» Exercise brief: Please find the lines in the entries below that contain the word "help", and copy each one.

(Entries taken from a collection)

....

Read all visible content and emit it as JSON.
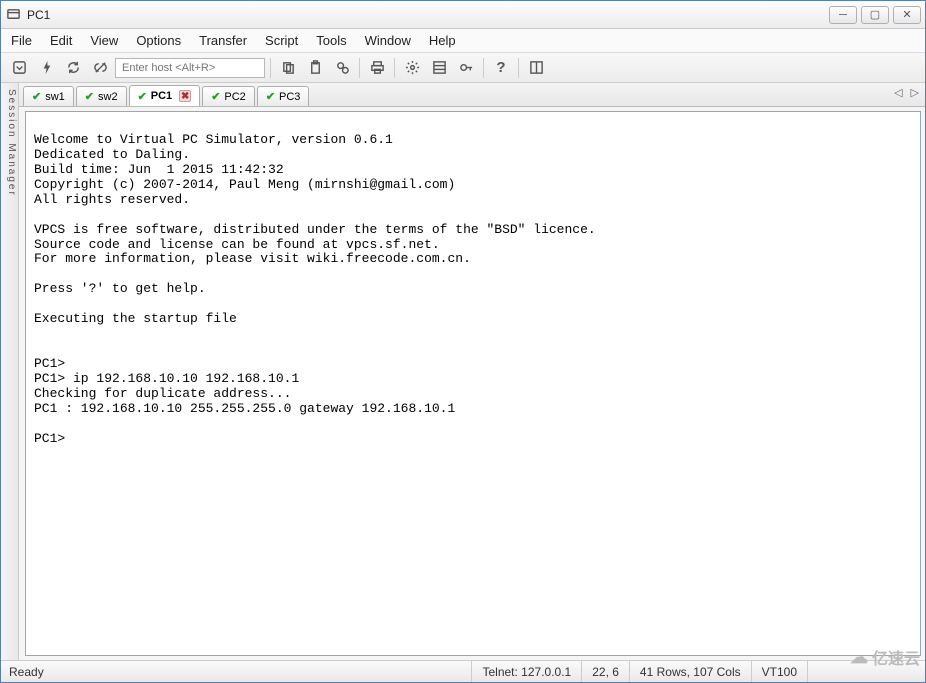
{
  "window": {
    "title": "PC1"
  },
  "menu": {
    "file": "File",
    "edit": "Edit",
    "view": "View",
    "options": "Options",
    "transfer": "Transfer",
    "script": "Script",
    "tools": "Tools",
    "window": "Window",
    "help": "Help"
  },
  "toolbar": {
    "host_placeholder": "Enter host <Alt+R>"
  },
  "session_manager_label": "Session Manager",
  "tabs": [
    {
      "label": "sw1",
      "active": false,
      "closeable": false
    },
    {
      "label": "sw2",
      "active": false,
      "closeable": false
    },
    {
      "label": "PC1",
      "active": true,
      "closeable": true
    },
    {
      "label": "PC2",
      "active": false,
      "closeable": false
    },
    {
      "label": "PC3",
      "active": false,
      "closeable": false
    }
  ],
  "terminal": {
    "text": "\nWelcome to Virtual PC Simulator, version 0.6.1\nDedicated to Daling.\nBuild time: Jun  1 2015 11:42:32\nCopyright (c) 2007-2014, Paul Meng (mirnshi@gmail.com)\nAll rights reserved.\n\nVPCS is free software, distributed under the terms of the \"BSD\" licence.\nSource code and license can be found at vpcs.sf.net.\nFor more information, please visit wiki.freecode.com.cn.\n\nPress '?' to get help.\n\nExecuting the startup file\n\n\nPC1>\nPC1> ip 192.168.10.10 192.168.10.1\nChecking for duplicate address...\nPC1 : 192.168.10.10 255.255.255.0 gateway 192.168.10.1\n\nPC1>"
  },
  "status": {
    "ready": "Ready",
    "conn": "Telnet: 127.0.0.1",
    "cursor": "22,   6",
    "dims": "41 Rows, 107 Cols",
    "emu": "VT100"
  },
  "watermark": "亿速云"
}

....

» Answer below:
    "help": "Help"
    "text": "\nWelcome to Virtual PC Simulator, version 0.6.1\nDedicated to Daling.\nBuild time: Jun  1 2015 11:42:32\nCopyright (c) 2007-2014, Paul Meng (mirnshi@gmail.com)\nAll rights reserved.\n\nVPCS is free software, distributed under the terms of the \"BSD\" licence.\nSource code and license can be found at vpcs.sf.net.\nFor more information, please visit wiki.freecode.com.cn.\n\nPress '?' to get help.\n\nExecuting the startup file\n\n\nPC1>\nPC1> ip 192.168.10.10 192.168.10.1\nChecking for duplicate address...\nPC1 : 192.168.10.10 255.255.255.0 gateway 192.168.10.1\n\nPC1>"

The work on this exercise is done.